The data below needs to be returned exactly, line for line.

Dataset excerpts
=======

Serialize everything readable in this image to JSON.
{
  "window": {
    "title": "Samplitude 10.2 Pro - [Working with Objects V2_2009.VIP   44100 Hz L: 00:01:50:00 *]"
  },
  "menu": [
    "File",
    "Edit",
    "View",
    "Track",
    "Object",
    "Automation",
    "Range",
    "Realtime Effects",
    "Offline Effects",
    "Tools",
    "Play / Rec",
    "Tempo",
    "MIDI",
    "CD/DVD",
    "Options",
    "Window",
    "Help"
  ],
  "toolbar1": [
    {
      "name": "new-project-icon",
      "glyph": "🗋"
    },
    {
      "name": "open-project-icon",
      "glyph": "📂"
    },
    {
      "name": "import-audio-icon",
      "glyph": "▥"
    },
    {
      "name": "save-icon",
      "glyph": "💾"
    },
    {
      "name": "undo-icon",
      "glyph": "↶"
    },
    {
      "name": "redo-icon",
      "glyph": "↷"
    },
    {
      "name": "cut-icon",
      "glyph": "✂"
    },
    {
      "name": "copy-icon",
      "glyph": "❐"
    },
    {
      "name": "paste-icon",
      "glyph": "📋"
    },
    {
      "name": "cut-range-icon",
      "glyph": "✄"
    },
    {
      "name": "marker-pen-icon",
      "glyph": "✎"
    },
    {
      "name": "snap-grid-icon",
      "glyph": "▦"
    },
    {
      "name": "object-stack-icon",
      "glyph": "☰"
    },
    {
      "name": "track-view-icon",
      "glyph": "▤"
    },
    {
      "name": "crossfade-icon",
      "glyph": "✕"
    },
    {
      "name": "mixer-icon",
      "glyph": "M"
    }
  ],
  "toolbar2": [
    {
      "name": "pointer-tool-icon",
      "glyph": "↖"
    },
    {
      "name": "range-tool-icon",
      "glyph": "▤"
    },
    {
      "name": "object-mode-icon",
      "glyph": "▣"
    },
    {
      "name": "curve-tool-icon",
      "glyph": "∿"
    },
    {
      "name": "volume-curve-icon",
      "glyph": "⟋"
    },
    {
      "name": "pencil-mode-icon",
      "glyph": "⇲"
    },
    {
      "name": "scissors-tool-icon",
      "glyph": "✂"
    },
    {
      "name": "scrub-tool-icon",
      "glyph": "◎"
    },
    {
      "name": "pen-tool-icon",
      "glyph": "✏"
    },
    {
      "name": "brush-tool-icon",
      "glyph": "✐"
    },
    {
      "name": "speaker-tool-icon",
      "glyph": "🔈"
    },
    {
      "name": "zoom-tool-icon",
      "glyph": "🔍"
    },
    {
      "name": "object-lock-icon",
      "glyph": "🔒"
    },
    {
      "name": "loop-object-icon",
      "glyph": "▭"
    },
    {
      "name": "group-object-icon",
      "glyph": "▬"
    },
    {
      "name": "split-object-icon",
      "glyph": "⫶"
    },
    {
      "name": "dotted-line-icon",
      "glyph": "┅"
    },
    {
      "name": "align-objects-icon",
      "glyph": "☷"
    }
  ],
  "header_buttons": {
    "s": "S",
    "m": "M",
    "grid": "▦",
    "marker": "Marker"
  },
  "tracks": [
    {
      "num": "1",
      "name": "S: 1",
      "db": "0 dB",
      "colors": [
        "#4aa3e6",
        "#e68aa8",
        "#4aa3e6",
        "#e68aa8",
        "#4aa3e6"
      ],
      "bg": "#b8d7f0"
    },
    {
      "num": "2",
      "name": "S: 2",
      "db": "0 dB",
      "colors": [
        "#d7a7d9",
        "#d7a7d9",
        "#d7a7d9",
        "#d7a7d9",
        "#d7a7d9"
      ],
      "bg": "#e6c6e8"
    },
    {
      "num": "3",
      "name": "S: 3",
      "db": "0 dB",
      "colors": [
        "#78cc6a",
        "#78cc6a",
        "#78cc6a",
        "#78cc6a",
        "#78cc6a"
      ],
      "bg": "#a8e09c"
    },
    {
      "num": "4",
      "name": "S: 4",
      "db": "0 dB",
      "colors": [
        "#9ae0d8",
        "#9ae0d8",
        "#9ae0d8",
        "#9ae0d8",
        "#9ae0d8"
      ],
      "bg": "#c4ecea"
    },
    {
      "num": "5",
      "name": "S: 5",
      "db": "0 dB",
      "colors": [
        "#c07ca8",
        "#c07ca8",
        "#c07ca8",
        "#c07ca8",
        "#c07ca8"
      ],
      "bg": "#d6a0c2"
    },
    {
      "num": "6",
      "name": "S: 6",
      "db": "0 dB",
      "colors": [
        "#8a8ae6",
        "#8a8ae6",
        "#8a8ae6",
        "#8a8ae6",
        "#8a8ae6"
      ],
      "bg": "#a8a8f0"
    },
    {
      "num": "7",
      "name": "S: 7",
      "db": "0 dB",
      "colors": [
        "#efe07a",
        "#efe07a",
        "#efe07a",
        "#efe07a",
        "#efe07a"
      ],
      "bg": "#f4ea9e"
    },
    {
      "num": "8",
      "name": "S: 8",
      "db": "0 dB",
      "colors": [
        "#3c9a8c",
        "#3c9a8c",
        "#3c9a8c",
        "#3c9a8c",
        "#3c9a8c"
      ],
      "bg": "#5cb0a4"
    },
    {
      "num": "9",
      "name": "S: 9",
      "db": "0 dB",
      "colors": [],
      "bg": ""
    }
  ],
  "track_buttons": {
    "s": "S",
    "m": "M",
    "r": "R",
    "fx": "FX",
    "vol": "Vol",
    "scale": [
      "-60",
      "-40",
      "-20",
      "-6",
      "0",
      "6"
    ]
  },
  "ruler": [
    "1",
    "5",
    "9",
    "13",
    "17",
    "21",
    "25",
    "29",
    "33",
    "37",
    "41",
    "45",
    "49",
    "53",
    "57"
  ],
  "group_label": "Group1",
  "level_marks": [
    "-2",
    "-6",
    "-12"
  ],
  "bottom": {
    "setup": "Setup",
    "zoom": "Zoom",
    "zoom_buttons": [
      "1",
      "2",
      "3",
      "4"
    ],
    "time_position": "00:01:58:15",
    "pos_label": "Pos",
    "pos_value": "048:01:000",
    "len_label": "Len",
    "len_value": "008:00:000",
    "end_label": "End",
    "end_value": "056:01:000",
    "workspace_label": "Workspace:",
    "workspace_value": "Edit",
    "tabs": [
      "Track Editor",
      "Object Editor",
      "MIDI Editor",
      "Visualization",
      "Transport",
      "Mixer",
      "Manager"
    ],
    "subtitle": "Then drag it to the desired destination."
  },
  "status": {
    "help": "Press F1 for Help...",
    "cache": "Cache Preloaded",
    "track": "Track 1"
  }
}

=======

● **Task response**
Serialize everything readable in this image to JSON.
{
  "window": {
    "title": "Samplitude 10.2 Pro - [Working with Objects V2_2009.VIP   44100 Hz L: 00:01:50:00 *]"
  },
  "menu": [
    "File",
    "Edit",
    "View",
    "Track",
    "Object",
    "Automation",
    "Range",
    "Realtime Effects",
    "Offline Effects",
    "Tools",
    "Play / Rec",
    "Tempo",
    "MIDI",
    "CD/DVD",
    "Options",
    "Window",
    "Help"
  ],
  "toolbar1": [
    {
      "name": "new-project-icon",
      "glyph": "🗋"
    },
    {
      "name": "open-project-icon",
      "glyph": "📂"
    },
    {
      "name": "import-audio-icon",
      "glyph": "▥"
    },
    {
      "name": "save-icon",
      "glyph": "💾"
    },
    {
      "name": "undo-icon",
      "glyph": "↶"
    },
    {
      "name": "redo-icon",
      "glyph": "↷"
    },
    {
      "name": "cut-icon",
      "glyph": "✂"
    },
    {
      "name": "copy-icon",
      "glyph": "❐"
    },
    {
      "name": "paste-icon",
      "glyph": "📋"
    },
    {
      "name": "cut-range-icon",
      "glyph": "✄"
    },
    {
      "name": "marker-pen-icon",
      "glyph": "✎"
    },
    {
      "name": "snap-grid-icon",
      "glyph": "▦"
    },
    {
      "name": "object-stack-icon",
      "glyph": "☰"
    },
    {
      "name": "track-view-icon",
      "glyph": "▤"
    },
    {
      "name": "crossfade-icon",
      "glyph": "✕"
    },
    {
      "name": "mixer-icon",
      "glyph": "M"
    }
  ],
  "toolbar2": [
    {
      "name": "pointer-tool-icon",
      "glyph": "↖"
    },
    {
      "name": "range-tool-icon",
      "glyph": "▤"
    },
    {
      "name": "object-mode-icon",
      "glyph": "▣"
    },
    {
      "name": "curve-tool-icon",
      "glyph": "∿"
    },
    {
      "name": "volume-curve-icon",
      "glyph": "⟋"
    },
    {
      "name": "pencil-mode-icon",
      "glyph": "⇲"
    },
    {
      "name": "scissors-tool-icon",
      "glyph": "✂"
    },
    {
      "name": "scrub-tool-icon",
      "glyph": "◎"
    },
    {
      "name": "pen-tool-icon",
      "glyph": "✏"
    },
    {
      "name": "brush-tool-icon",
      "glyph": "✐"
    },
    {
      "name": "speaker-tool-icon",
      "glyph": "🔈"
    },
    {
      "name": "zoom-tool-icon",
      "glyph": "🔍"
    },
    {
      "name": "object-lock-icon",
      "glyph": "🔒"
    },
    {
      "name": "loop-object-icon",
      "glyph": "▭"
    },
    {
      "name": "group-object-icon",
      "glyph": "▬"
    },
    {
      "name": "split-object-icon",
      "glyph": "⫶"
    },
    {
      "name": "dotted-line-icon",
      "glyph": "┅"
    },
    {
      "name": "align-objects-icon",
      "glyph": "☷"
    }
  ],
  "header_buttons": {
    "s": "S",
    "m": "M",
    "grid": "▦",
    "marker": "Marker"
  },
  "tracks": [
    {
      "num": "1",
      "name": "S: 1",
      "db": "0 dB",
      "colors": [
        "#4aa3e6",
        "#e68aa8",
        "#4aa3e6",
        "#e68aa8",
        "#4aa3e6"
      ],
      "bg": "#b8d7f0"
    },
    {
      "num": "2",
      "name": "S: 2",
      "db": "0 dB",
      "colors": [
        "#d7a7d9",
        "#d7a7d9",
        "#d7a7d9",
        "#d7a7d9",
        "#d7a7d9"
      ],
      "bg": "#e6c6e8"
    },
    {
      "num": "3",
      "name": "S: 3",
      "db": "0 dB",
      "colors": [
        "#78cc6a",
        "#78cc6a",
        "#78cc6a",
        "#78cc6a",
        "#78cc6a"
      ],
      "bg": "#a8e09c"
    },
    {
      "num": "4",
      "name": "S: 4",
      "db": "0 dB",
      "colors": [
        "#9ae0d8",
        "#9ae0d8",
        "#9ae0d8",
        "#9ae0d8",
        "#9ae0d8"
      ],
      "bg": "#c4ecea"
    },
    {
      "num": "5",
      "name": "S: 5",
      "db": "0 dB",
      "colors": [
        "#c07ca8",
        "#c07ca8",
        "#c07ca8",
        "#c07ca8",
        "#c07ca8"
      ],
      "bg": "#d6a0c2"
    },
    {
      "num": "6",
      "name": "S: 6",
      "db": "0 dB",
      "colors": [
        "#8a8ae6",
        "#8a8ae6",
        "#8a8ae6",
        "#8a8ae6",
        "#8a8ae6"
      ],
      "bg": "#a8a8f0"
    },
    {
      "num": "7",
      "name": "S: 7",
      "db": "0 dB",
      "colors": [
        "#efe07a",
        "#efe07a",
        "#efe07a",
        "#efe07a",
        "#efe07a"
      ],
      "bg": "#f4ea9e"
    },
    {
      "num": "8",
      "name": "S: 8",
      "db": "0 dB",
      "colors": [
        "#3c9a8c",
        "#3c9a8c",
        "#3c9a8c",
        "#3c9a8c",
        "#3c9a8c"
      ],
      "bg": "#5cb0a4"
    },
    {
      "num": "9",
      "name": "S: 9",
      "db": "0 dB",
      "colors": [],
      "bg": ""
    }
  ],
  "track_buttons": {
    "s": "S",
    "m": "M",
    "r": "R",
    "fx": "FX",
    "vol": "Vol",
    "scale": [
      "-60",
      "-40",
      "-20",
      "-6",
      "0",
      "6"
    ]
  },
  "ruler": [
    "1",
    "5",
    "9",
    "13",
    "17",
    "21",
    "25",
    "29",
    "33",
    "37",
    "41",
    "45",
    "49",
    "53",
    "57"
  ],
  "group_label": "Group1",
  "level_marks": [
    "-2",
    "-6",
    "-12"
  ],
  "bottom": {
    "setup": "Setup",
    "zoom": "Zoom",
    "zoom_buttons": [
      "1",
      "2",
      "3",
      "4"
    ],
    "time_position": "00:01:58:15",
    "pos_label": "Pos",
    "pos_value": "048:01:000",
    "len_label": "Len",
    "len_value": "008:00:000",
    "end_label": "End",
    "end_value": "056:01:000",
    "workspace_label": "Workspace:",
    "workspace_value": "Edit",
    "tabs": [
      "Track Editor",
      "Object Editor",
      "MIDI Editor",
      "Visualization",
      "Transport",
      "Mixer",
      "Manager"
    ],
    "subtitle": "Then drag it to the desired destination."
  },
  "status": {
    "help": "Press F1 for Help...",
    "cache": "Cache Preloaded",
    "track": "Track 1"
  }
}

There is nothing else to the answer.